■ **TASK GOAL**:
Every line below must be given again exactly.

(Website and app data records)
........
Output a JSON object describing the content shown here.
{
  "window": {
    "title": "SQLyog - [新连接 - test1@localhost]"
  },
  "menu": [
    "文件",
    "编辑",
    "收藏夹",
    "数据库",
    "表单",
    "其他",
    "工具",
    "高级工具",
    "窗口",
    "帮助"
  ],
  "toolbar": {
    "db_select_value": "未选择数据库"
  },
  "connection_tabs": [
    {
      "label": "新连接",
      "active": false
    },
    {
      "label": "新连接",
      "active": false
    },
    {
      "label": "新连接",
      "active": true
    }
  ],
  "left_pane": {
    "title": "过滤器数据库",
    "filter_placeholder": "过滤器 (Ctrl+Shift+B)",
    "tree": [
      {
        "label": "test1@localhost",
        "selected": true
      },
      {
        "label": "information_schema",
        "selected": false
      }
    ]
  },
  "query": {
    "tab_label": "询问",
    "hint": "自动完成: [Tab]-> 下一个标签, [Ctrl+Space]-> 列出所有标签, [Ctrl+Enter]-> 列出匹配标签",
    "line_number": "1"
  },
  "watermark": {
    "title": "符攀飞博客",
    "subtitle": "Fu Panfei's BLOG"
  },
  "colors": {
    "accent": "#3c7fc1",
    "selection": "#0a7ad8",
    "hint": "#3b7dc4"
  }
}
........
■ **REPLY**:
Output a JSON object describing the content shown here.
{
  "window": {
    "title": "SQLyog - [新连接 - test1@localhost]"
  },
  "menu": [
    "文件",
    "编辑",
    "收藏夹",
    "数据库",
    "表单",
    "其他",
    "工具",
    "高级工具",
    "窗口",
    "帮助"
  ],
  "toolbar": {
    "db_select_value": "未选择数据库"
  },
  "connection_tabs": [
    {
      "label": "新连接",
      "active": false
    },
    {
      "label": "新连接",
      "active": false
    },
    {
      "label": "新连接",
      "active": true
    }
  ],
  "left_pane": {
    "title": "过滤器数据库",
    "filter_placeholder": "过滤器 (Ctrl+Shift+B)",
    "tree": [
      {
        "label": "test1@localhost",
        "selected": true
      },
      {
        "label": "information_schema",
        "selected": false
      }
    ]
  },
  "query": {
    "tab_label": "询问",
    "hint": "自动完成: [Tab]-> 下一个标签, [Ctrl+Space]-> 列出所有标签, [Ctrl+Enter]-> 列出匹配标签",
    "line_number": "1"
  },
  "watermark": {
    "title": "符攀飞博客",
    "subtitle": "Fu Panfei's BLOG"
  },
  "colors": {
    "accent": "#3c7fc1",
    "selection": "#0a7ad8",
    "hint": "#3b7dc4"
  }
}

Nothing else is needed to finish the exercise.